Task: Scan the records for the word "icon". Report each line where it occurs.

(Dataset items)
>>>>

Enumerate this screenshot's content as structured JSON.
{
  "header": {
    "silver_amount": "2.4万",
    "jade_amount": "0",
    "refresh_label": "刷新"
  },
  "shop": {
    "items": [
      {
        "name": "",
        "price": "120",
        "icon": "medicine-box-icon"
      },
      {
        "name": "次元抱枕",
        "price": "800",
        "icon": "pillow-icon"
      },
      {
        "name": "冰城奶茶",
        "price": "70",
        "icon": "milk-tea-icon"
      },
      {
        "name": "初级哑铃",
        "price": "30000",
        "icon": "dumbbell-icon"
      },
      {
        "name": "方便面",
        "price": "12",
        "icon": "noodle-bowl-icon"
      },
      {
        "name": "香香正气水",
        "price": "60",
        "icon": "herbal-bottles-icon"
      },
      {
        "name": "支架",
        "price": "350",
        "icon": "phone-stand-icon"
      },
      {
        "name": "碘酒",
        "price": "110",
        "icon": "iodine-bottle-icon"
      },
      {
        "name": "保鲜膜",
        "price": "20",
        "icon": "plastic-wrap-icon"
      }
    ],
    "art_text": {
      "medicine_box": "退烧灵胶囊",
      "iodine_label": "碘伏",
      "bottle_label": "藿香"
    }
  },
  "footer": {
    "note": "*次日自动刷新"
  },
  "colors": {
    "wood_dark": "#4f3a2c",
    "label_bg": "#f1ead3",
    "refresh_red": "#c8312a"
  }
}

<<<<

Answer section:
        "icon": "medicine-box-icon"
        "icon": "pillow-icon"
        "icon": "milk-tea-icon"
        "icon": "dumbbell-icon"
        "icon": "noodle-bowl-icon"
        "icon": "herbal-bottles-icon"
        "icon": "phone-stand-icon"
        "icon": "iodine-bottle-icon"
        "icon": "plastic-wrap-icon"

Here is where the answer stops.